Instead, Americans and Canadians have been dying — not to mention thousands of Afghani civilians — the country is as dysfunctional as ever.

Some Afghanis are now saying that things were better under the Taliban — who were pretty awful.

The Taliban, meanwhile, have melded into the camps of the war lords who have returned to their traditionaloccupation of looting and plundering and killing each other.

Terrible stories have come out of Mazar-i Sharif, a city in northern Afghanistan, oftorture and massacres of prisoners, and American agents have been implicated. We should be asking serious questions about the advisability of Canada being tangled up in this mess, and whether the public wants to be an accomplice in the tactics now under discussion in the U.S.

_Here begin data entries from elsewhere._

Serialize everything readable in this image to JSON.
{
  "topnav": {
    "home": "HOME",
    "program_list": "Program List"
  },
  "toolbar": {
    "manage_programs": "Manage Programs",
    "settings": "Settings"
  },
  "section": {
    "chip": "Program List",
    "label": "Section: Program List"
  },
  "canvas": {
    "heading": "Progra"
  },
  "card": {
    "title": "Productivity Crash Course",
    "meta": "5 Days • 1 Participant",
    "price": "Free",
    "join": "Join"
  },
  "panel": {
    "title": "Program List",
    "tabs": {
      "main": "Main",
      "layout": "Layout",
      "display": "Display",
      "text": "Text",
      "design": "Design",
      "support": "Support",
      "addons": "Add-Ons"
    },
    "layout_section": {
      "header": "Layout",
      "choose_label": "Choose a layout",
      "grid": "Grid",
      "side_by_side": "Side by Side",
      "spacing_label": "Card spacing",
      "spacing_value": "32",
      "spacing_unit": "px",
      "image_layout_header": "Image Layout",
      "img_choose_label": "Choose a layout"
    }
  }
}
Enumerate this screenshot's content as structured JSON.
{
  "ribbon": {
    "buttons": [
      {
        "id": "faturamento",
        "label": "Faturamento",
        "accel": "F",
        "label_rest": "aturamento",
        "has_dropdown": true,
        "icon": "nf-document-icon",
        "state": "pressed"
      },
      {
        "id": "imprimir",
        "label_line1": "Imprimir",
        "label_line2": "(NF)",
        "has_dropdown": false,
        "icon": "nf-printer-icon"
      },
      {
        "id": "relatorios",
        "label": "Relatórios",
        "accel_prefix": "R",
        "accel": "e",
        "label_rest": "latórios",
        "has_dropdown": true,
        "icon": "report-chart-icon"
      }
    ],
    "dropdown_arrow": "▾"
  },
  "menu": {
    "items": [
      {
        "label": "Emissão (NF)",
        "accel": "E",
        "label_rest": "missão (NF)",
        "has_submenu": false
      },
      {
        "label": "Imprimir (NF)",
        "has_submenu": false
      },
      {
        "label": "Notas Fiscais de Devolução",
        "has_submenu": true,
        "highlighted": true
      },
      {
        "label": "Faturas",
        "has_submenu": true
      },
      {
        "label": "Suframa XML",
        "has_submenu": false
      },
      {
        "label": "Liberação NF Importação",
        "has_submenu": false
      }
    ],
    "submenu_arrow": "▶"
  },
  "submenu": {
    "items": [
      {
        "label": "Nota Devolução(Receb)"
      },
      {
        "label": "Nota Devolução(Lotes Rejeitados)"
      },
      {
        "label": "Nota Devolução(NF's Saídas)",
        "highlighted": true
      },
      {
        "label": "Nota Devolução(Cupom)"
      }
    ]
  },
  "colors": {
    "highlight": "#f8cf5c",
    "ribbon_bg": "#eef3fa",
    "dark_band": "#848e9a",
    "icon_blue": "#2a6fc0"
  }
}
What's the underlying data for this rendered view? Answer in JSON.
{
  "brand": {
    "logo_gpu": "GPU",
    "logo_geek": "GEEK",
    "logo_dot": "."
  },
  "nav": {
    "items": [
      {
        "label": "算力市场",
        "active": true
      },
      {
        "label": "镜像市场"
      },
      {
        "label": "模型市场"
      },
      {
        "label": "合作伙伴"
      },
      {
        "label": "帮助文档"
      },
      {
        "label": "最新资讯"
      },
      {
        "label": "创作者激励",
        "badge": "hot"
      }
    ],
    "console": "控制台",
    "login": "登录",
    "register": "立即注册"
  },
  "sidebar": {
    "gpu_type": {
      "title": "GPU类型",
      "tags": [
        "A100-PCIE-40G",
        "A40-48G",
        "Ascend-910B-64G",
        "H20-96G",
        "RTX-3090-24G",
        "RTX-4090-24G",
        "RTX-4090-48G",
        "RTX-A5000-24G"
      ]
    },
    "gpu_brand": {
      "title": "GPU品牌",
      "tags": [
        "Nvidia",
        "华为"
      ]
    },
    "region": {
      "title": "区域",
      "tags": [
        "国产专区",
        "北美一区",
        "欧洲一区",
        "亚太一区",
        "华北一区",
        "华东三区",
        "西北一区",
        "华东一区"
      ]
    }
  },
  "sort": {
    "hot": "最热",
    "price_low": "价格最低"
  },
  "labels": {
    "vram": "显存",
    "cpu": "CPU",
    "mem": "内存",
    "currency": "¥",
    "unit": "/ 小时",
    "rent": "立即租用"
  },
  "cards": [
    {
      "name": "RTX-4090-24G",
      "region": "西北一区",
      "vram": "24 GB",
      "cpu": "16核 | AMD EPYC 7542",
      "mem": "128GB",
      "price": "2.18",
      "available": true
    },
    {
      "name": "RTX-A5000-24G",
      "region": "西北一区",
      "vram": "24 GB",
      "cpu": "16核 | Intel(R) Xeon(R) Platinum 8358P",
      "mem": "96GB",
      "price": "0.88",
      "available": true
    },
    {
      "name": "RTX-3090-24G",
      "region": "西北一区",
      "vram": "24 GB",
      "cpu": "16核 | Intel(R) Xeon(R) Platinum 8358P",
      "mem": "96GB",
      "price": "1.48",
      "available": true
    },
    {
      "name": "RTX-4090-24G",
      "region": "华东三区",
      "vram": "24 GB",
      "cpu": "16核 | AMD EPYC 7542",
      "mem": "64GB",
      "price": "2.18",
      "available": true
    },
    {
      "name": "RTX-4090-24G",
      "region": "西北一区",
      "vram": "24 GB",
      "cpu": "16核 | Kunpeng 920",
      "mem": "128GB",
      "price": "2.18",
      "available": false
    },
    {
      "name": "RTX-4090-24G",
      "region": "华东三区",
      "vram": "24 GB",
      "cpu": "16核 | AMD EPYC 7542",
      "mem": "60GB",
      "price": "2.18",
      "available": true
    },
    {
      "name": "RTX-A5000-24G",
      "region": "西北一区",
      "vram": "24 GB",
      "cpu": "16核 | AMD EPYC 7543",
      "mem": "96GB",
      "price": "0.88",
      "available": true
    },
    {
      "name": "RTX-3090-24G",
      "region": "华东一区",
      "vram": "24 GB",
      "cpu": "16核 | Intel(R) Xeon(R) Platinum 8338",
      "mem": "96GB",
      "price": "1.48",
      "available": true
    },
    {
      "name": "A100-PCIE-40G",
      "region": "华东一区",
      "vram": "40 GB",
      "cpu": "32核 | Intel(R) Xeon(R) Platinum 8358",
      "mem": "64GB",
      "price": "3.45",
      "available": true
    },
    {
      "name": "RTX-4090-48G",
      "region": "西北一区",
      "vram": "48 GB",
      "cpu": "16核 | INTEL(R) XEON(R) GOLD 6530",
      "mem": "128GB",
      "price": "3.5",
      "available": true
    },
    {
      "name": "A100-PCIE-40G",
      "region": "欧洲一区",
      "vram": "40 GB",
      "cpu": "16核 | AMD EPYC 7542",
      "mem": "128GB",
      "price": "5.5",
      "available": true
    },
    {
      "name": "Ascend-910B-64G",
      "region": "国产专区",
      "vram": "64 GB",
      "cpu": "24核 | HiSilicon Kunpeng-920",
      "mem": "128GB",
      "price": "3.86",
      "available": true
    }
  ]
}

In a recent article written by a friend for an onlinepublication aimed at American military personnel and veterans, titled “Wage War Against Terror With Maximum Force” the author quoted Carl von Clausewitz, the Prussian military thinker known as among the most important major strategic theorists, to justify torture and other acts of brutality in pursuit of victory in the so-called War Against Terrorism.

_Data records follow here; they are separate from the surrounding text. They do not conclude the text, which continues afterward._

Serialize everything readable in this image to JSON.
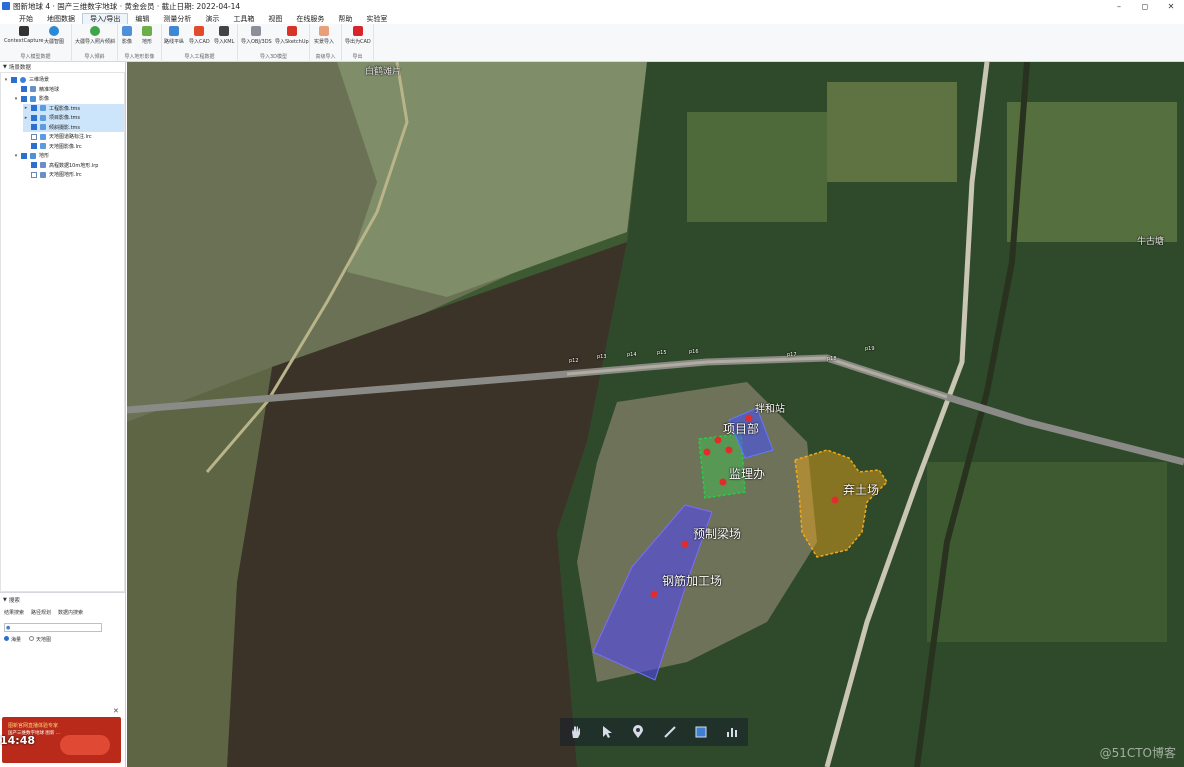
{
  "window": {
    "title": "图新地球 4 · 国产三维数字地球 · 黄金会员 · 截止日期: 2022-04-14",
    "buttons": [
      "–",
      "◻",
      "✕"
    ]
  },
  "menu": {
    "items": [
      "开始",
      "地图数据",
      "导入/导出",
      "编辑",
      "测量分析",
      "演示",
      "工具箱",
      "视图",
      "在线服务",
      "帮助",
      "实验室"
    ],
    "active_index": 2
  },
  "ribbon": {
    "groups": [
      {
        "label": "导入模型数据",
        "buttons": [
          "ContextCapture",
          "大疆智图"
        ]
      },
      {
        "label": "导入倾斜",
        "buttons": [
          "大疆导入照片倾斜"
        ]
      },
      {
        "label": "导入地形影像",
        "buttons": [
          "影像",
          "地形"
        ]
      },
      {
        "label": "导入工程数据",
        "buttons": [
          "路线平纵",
          "导入CAD",
          "导入KML"
        ]
      },
      {
        "label": "导入3D模型",
        "buttons": [
          "导入OBJ/3DS",
          "导入SketchUp"
        ]
      },
      {
        "label": "高级导入",
        "buttons": [
          "实景导入"
        ]
      },
      {
        "label": "导出",
        "buttons": [
          "导出为CAD"
        ]
      }
    ]
  },
  "left_panel": {
    "header": "场景数据",
    "tree": [
      {
        "label": "三维场景",
        "level": 0,
        "expanded": true,
        "checked": true,
        "selected": false
      },
      {
        "label": "精准地球",
        "level": 1,
        "expanded": false,
        "checked": true,
        "selected": false
      },
      {
        "label": "影像",
        "level": 1,
        "expanded": true,
        "checked": true,
        "selected": false
      },
      {
        "label": "工程影像.tms",
        "level": 2,
        "expanded": false,
        "checked": true,
        "selected": true
      },
      {
        "label": "项目影像.tms",
        "level": 2,
        "expanded": false,
        "checked": true,
        "selected": true
      },
      {
        "label": "倾斜摄影.tms",
        "level": 2,
        "expanded": false,
        "checked": true,
        "selected": true
      },
      {
        "label": "天地图道路标注.lrc",
        "level": 2,
        "expanded": false,
        "checked": false,
        "selected": false
      },
      {
        "label": "天地图影像.lrc",
        "level": 2,
        "expanded": false,
        "checked": true,
        "selected": false
      },
      {
        "label": "地形",
        "level": 1,
        "expanded": true,
        "checked": true,
        "selected": false
      },
      {
        "label": "高程数据10m地形.lrp",
        "level": 2,
        "expanded": false,
        "checked": true,
        "selected": false
      },
      {
        "label": "天地图地形.lrc",
        "level": 2,
        "expanded": false,
        "checked": false,
        "selected": false
      }
    ],
    "search": {
      "header": "搜索",
      "tabs": [
        "结果搜索",
        "路径规划",
        "数据内搜索"
      ],
      "placeholder": "",
      "radios": [
        {
          "label": "海量",
          "on": true
        },
        {
          "label": "天地图",
          "on": false
        }
      ]
    },
    "ad": {
      "line1": "图新官网直播体验专家",
      "line2": "国产三维数字地球 图新 ...",
      "clock": "14:48",
      "close": "✕"
    }
  },
  "map": {
    "labels": {
      "river": "白鹤滩片",
      "town": "牛古塘",
      "project_dept": "项目部",
      "mix_station": "拌和站",
      "supervision": "监理办",
      "spoil": "弃土场",
      "precast": "预制梁场",
      "rebar": "钢筋加工场"
    },
    "piers": [
      "p12",
      "p13",
      "p14",
      "p15",
      "p16",
      "p17",
      "p18",
      "p19"
    ],
    "tools": [
      "hand-icon",
      "pointer-icon",
      "pin-icon",
      "line-icon",
      "polygon-icon",
      "chart-icon"
    ],
    "watermark": "@51CTO博客"
  },
  "colors": {
    "water": "#3b3228",
    "project_blue": "#3b4dff",
    "green_zone": "#1f9e3b",
    "spoil_orange": "#f2a818",
    "pin_red": "#e22c2c"
  }
}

Essentially, he said; fight terror with terror. Such an approach, however, would make us just like that which we seek to destroy. The kind of rationalization that can start us down the path to death camps and final solutions.

Several things must be considered when looking at violent options to terrorism. Our society has been built on a philosophy that respects life and human rights. After World War Two we even held trials to judge and punish our opponents who did not.

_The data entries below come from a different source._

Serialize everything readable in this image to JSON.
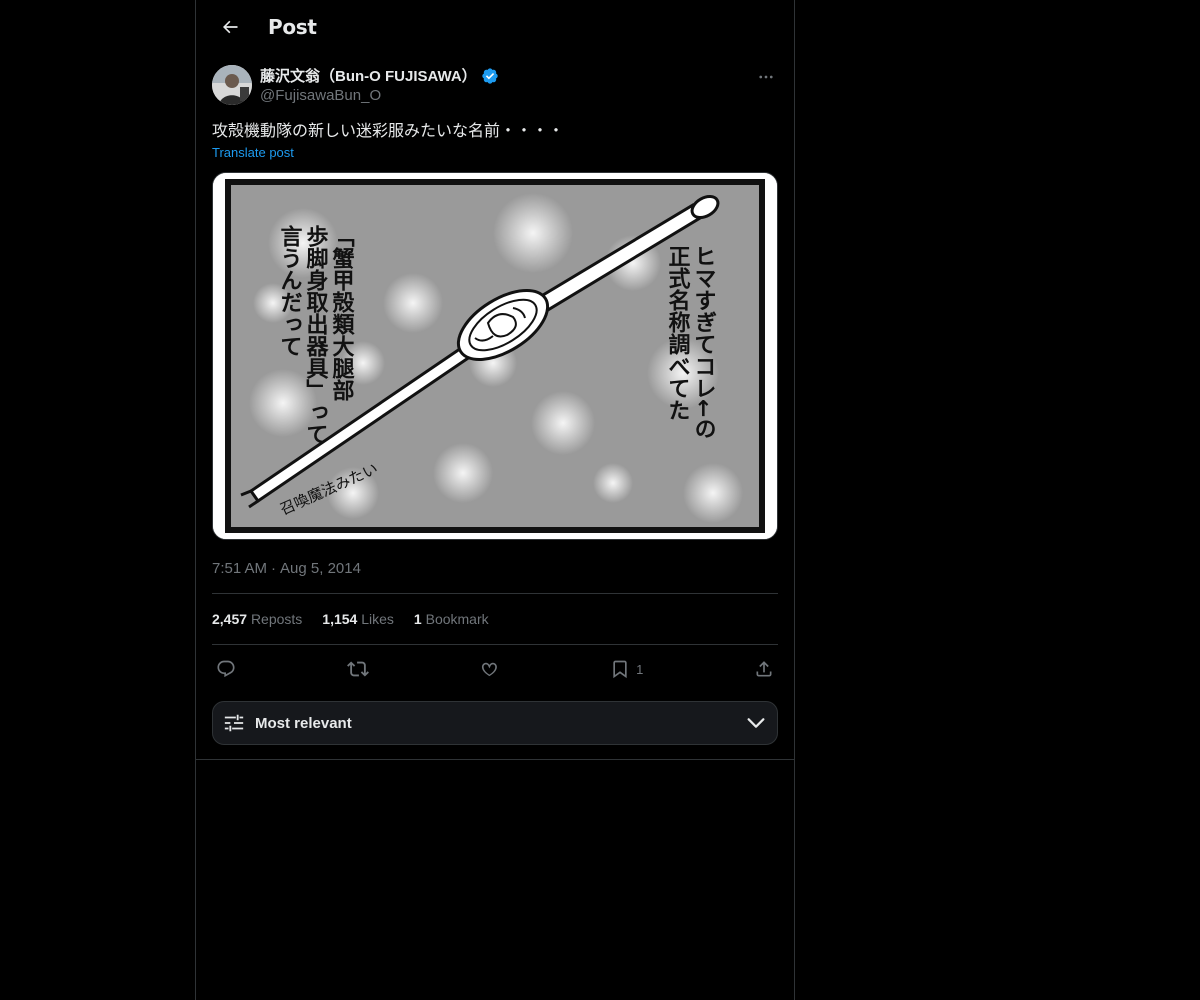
{
  "header": {
    "title": "Post"
  },
  "post": {
    "author": {
      "display_name": "藤沢文翁（Bun-O FUJISAWA）",
      "handle": "@FujisawaBun_O",
      "verified": true
    },
    "text": "攻殻機動隊の新しい迷彩服みたいな名前・・・・",
    "translate_label": "Translate post",
    "media": {
      "right_caption": [
        "ヒマすぎてコレ←の",
        "正式名称調べてた"
      ],
      "left_caption": [
        "「蟹甲殻類大腿部",
        "歩脚身取出器具」って",
        "言うんだって"
      ],
      "spoon_caption": "召喚魔法みたい"
    },
    "time": "7:51 AM",
    "date": "Aug 5, 2014",
    "stats": {
      "reposts_count": "2,457",
      "reposts_label": "Reposts",
      "likes_count": "1,154",
      "likes_label": "Likes",
      "bookmarks_count": "1",
      "bookmarks_label": "Bookmark"
    },
    "actions": {
      "bookmark_count": "1"
    }
  },
  "sort": {
    "label": "Most relevant"
  },
  "colors": {
    "accent": "#1d9bf0",
    "background": "#000000",
    "muted": "#71767b",
    "border": "#2f3336"
  }
}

To engage in acts we have held others to account for, abandoning the principles and moral standards for conduct we have developed and held up as an example to the world, would be a moral victory for our opponents.

Focusing on battlefield techniques in this kind of war as the path to victory, is like treating the symptoms of a disease instead of its causes. As should be obvious by now, the war against terror will not be won alone by violence. Rather, it will be won by understanding the conditions that provide fertile ground for terrorists in large populations, then changing those conditions.

To paraphrase Mao Tse Tung, revolutionary theorist, political leader and statesman of Communist China, the people are like water and the terrorists are like fish. Without the support of populations, terrorists would befish on the beach and easily dealt with. With popularsupport, or merely toleration, they are near impossible to eradicate.

The example of Algeria used by the author to prove his point that brutal force works, instead proves the opposite. Despite massive repression and terrorist activities by the French forces to stamp out the Algerian terrorists, in the end the Algerians won.

Much the same can be said for Vietnam, and for the British experience in the American Colonies.

For a few zealots, there may never be an acceptablecompromise, but most folks are generally satisfied when they are respected and their basic material needs adequately met.

A few isolated zealots would be easy to deal with, making the real solution to provide the conditions that will create prosperous societies where there is little opportunity for terrorists to thrive.

There are no quick fixes to the problem of terrorismtoday, and a military response is only a band-aid on asucking chest wound. In order for this war to end theunderlying causes must be addressed and steps taken to alleviate the grievances that make it possible for terrorists to gain the sympathy of entire societies.

Failure to do so will be a victory for terrorism as wedestroy what we are ready to protect.